  5. Minnesota Children’s Museum

    A reorganized interior improves entry sequencing, ticketing, and circulation by moving the main entry from street level to skyway level where 80% of visitors arrive from a parking structure. A new central stair and elevator provide visually clear access to exhibit galleries from the main lobby. New colorful portals offer clear wayfinding to exhibit galleries, which provide neutral and flexible shell space for changing exhibits. The redesigned interior and exterior simplify the visual complexity of the original architecture to provide an orderly backdrop to the energetic chaos created by hundreds of kids engaging with highly interactive exhibits. Annual attendance at the museum has increased by 28% since reopening.

  6. Madison Municipal Building

    Constructed in 1929 and listed on the National Register of Historic Places, the Madison Municipal Building originally functioned as a United States Postal Service facility and federal courthouse. The multi-phased renovation and reorganization uncovers and preserves the building’s historic character, while adapting it to serve 21st-century government functions. The project brings together various local government agencies, previously scattered across two buildings, to improve customer service and inter-agency communication. Certified LEED-NC v. 3 Platinum, the building transformation supports the health and well-being of staff, visitors, and the entire community.

  7. Aeon the Rose Housing

    This new housing complex includes 47 affordable and 43 market rate apartments, underground parking, and various indoor and outdoor community spaces. Using the Living Building Challenge (LBC) as a framework in the process, the designers placed equal emphasis on providing equity and beauty, meeting SB2030 goals for reducing energy 70% below baseline, reducing water use by 50%, and not significantly increasing construction costs over a conventional building. The design incorporates many small measures that add up to significant gains in each of these areas.

  8. Carleton College Weitz Center for Creativity

    The Weitz Center serves as a working laboratory for creativity—not only in the arts, but across the entire curriculum. It positions the college as a national leader in arts programs by creating an environment that fosters creativity, critical thinking, collaborative working skills, and cross-cultural exploration. An adaptive reuse and expansion of a former middle school complex, the center houses the departments of studio arts, dance and theater, and cinema and media studies. It incorporates classrooms, studios, a teaching museum, performance spaces, and state-of-the-art collaborative spaces.

     

     

     

  9. Louisville Free Public Library Southwest Regional Library

    The construction employs a standardized structural steel frame, similar to those used in big box retail stores. The library design focuses on creatively using common materials.
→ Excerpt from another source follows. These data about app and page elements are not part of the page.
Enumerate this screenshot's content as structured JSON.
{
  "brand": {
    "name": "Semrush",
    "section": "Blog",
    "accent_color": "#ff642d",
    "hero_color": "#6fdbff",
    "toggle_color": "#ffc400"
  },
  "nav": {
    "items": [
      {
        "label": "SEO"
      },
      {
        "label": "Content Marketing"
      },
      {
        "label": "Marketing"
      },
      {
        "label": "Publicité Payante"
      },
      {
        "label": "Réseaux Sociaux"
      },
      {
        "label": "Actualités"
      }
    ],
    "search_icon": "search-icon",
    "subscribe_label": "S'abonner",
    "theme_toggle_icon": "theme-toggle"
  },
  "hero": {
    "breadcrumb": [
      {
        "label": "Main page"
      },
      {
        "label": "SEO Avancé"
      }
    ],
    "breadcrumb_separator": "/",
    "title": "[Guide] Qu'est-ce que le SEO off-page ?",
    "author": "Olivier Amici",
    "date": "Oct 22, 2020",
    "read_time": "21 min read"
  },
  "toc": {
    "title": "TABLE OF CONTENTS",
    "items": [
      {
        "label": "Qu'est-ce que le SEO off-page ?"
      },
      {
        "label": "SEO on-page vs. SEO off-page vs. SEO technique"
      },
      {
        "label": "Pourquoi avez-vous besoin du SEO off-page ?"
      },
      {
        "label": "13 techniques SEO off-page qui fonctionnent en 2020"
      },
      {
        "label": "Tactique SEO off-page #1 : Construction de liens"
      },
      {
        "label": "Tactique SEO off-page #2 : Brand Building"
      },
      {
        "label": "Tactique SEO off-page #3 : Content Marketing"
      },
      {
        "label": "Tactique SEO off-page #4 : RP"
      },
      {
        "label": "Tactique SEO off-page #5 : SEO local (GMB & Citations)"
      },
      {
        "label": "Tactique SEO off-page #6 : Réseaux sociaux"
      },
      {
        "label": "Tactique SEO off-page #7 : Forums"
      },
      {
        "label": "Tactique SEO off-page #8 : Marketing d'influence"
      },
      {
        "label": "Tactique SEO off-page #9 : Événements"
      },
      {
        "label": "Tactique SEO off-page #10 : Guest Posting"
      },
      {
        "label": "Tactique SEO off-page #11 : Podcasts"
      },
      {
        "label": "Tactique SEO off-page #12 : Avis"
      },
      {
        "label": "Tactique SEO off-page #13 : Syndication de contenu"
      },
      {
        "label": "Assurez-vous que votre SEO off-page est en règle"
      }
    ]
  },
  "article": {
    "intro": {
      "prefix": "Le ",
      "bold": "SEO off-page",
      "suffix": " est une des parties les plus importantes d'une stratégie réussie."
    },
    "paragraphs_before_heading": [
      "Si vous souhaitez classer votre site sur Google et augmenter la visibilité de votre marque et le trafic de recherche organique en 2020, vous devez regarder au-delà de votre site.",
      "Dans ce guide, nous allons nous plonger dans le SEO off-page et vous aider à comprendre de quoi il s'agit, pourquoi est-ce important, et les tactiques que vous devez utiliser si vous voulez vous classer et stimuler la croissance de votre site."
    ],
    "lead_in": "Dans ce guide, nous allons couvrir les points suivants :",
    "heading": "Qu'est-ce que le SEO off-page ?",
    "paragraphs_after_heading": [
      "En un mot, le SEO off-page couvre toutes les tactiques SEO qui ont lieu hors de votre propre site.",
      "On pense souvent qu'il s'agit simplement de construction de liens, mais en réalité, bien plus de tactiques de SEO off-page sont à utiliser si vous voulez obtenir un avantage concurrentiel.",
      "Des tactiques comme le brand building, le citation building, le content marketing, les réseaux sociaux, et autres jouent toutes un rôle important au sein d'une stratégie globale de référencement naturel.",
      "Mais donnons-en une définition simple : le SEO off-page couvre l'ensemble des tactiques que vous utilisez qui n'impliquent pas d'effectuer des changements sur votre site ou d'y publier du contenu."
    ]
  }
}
Standardized components—including modular masonry, window systems, and raised flooring—form a low maintenance, highly flexible public place. Through scale and a glowing beacon bay, the building establishes a presence in a fragmented environment of scattered building types along a highway. The open, transparent interior offers inviting spaces for different generations of people to experience and clear site lines for service efficiency and enhanced interactions between library staff and customers.

    MSR’s design team collaborated with architect JRA Architects and landscape architect MKSK.

  10. Eastman Nature Center

    The design integrates site, building, and exhibits in order to create a holistic visitor experience in the forest. A long southern facing glass facade brings in light, provides passive solar energy, and extends the exterior paths through the building from the understory on one end to the tree canopy on the other. An active solar array and a geothermal-based heating and cooling system provide much of the building’s energy needs. Operable windows provide ventilation and draw in the sounds and smells of the forest. Roof water feeds a pond to attract birds and animals for human observation.